During Ubisoft's Digital Day in London, it was revealed that the new FPS title from Nadeo, known as Shootmania, will allow gamers to create their own full FPS games, as well as individual maps.
This is the second title the developer has added to its Maniaplanet trilogy, which will also see the release of Questmania included further down the line. Currently the only finished game under the franchise's belt is Trackmania 2: Canyon.
The FPS title, Shootmania, has been in in development for six years and is designed to offer the tools to create a purist shooter with an intuitive map and objective system that's completely customisable by players.
"It will give the freedom to the FPS community to build their own games, to build their own modes," said Thomas Paincon, Nadeo's online brand marketing group manager in an interview with Games Industry (requires free account sign-up).
"Because right now ManiaPlanet is just Trackmania 2 Canyon, we can't see the different bridges between both titles. Now it is a concept, but when ShootMania releases next year it will be more understandable to players, how they can benefit from one to the other."
The idea behind the Maniaplanet platform is that it will offer interlinking elements between the titles. You'll be able to earn in-game money racing in Trackmania 2, then use that to buy upgrades in Shootmania. Why that's necessary, we don't really know - but it's something Ubisoft and Nadeo are certainly excited about.
"It has to be seen as an environment. Yes, it takes more time than other titles, Like Ghost Recon Online or Settlers, but it's really a mid-term or long-term vision," Paincon continued.
Paincon also discussed how Nadeo was a studio of engineers, not level designers. The plan was to create a large selection of tools that players can pick up and use without difficulty, allowing them to put together a large portion of the game's content; the same ethos that made the original free-to-play Trackmania such a success.

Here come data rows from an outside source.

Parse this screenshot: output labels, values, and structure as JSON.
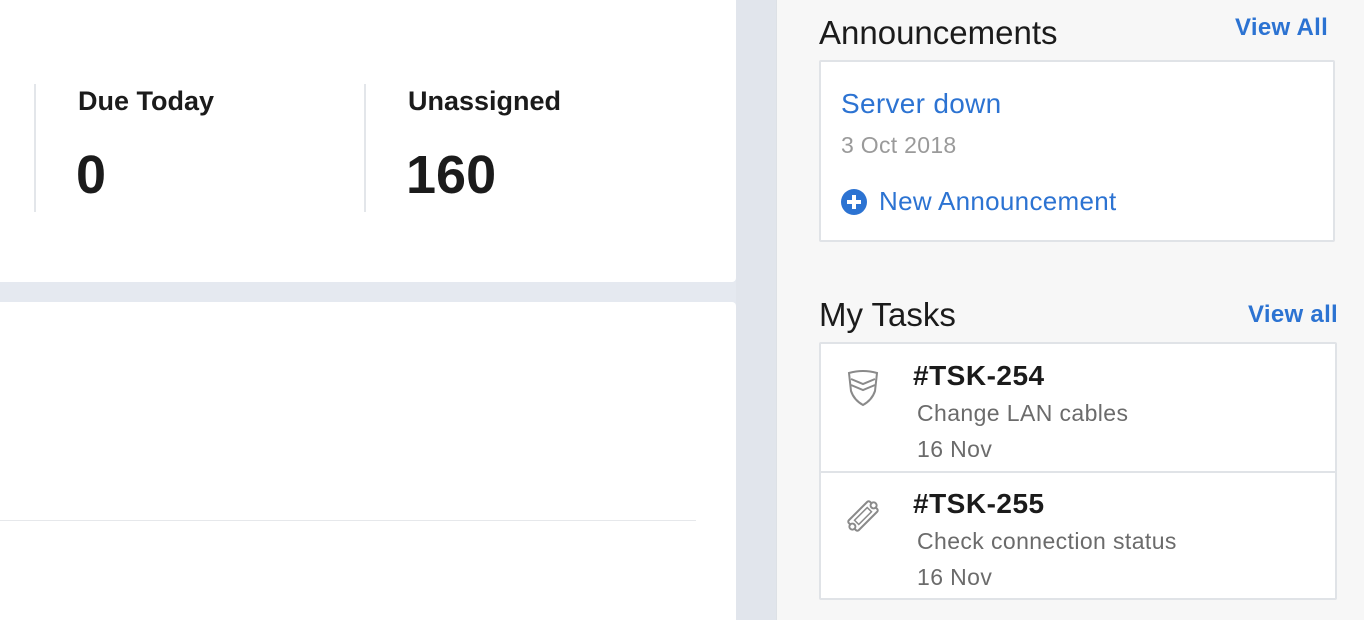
{
  "stats": {
    "due_today": {
      "label": "Due Today",
      "value": "0"
    },
    "unassigned": {
      "label": "Unassigned",
      "value": "160"
    }
  },
  "announcements": {
    "title": "Announcements",
    "view_all": "View All",
    "items": [
      {
        "title": "Server down",
        "date": "3 Oct 2018"
      }
    ],
    "new_label": "New Announcement"
  },
  "my_tasks": {
    "title": "My Tasks",
    "view_all": "View all",
    "items": [
      {
        "id": "#TSK-254",
        "description": "Change LAN cables",
        "date": "16 Nov",
        "icon": "shield-icon"
      },
      {
        "id": "#TSK-255",
        "description": "Check connection status",
        "date": "16 Nov",
        "icon": "ticket-icon"
      }
    ]
  },
  "colors": {
    "accent": "#2c73d2",
    "background": "#e5e9f0",
    "sidebar": "#f7f7f7"
  }
}
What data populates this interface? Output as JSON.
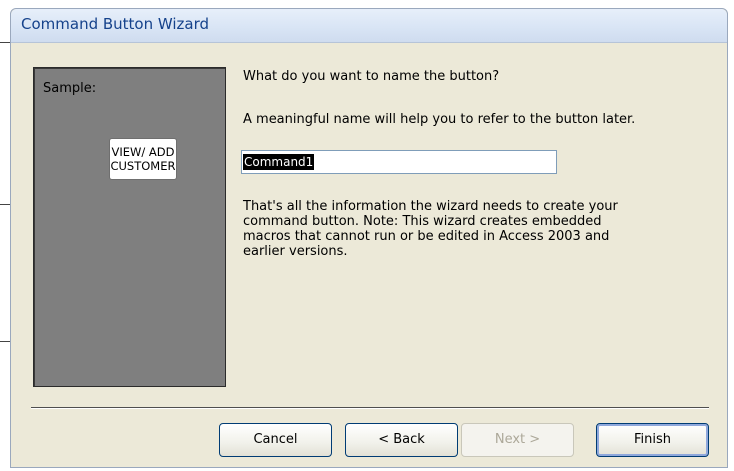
{
  "window": {
    "title": "Command Button Wizard"
  },
  "sample": {
    "label": "Sample:",
    "button_line1": "VIEW/ ADD",
    "button_line2": "CUSTOMER"
  },
  "prompt": {
    "question": "What do you want to name the button?",
    "hint": "A meaningful name will help you to refer to the button later."
  },
  "name_field": {
    "value": "Command1"
  },
  "info": {
    "line1": "That's all the information the wizard needs to create your",
    "line2": "command button. Note: This wizard creates embedded",
    "line3": "macros that cannot run or be edited in Access 2003 and",
    "line4": "earlier versions."
  },
  "buttons": {
    "cancel": "Cancel",
    "back": "< Back",
    "next": "Next >",
    "finish": "Finish"
  },
  "colors": {
    "title_text": "#15428b",
    "sample_panel": "#7f7f7f",
    "dialog_bg": "#ece9d8",
    "selection": "#000000"
  }
}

Ubisoft is certainly trialling something new with this setup, but until Shootmania and eventually Questmania are released, it's up in the air whether a business model like this will entice gamers, or if the individual games themselves will just be taken at face value.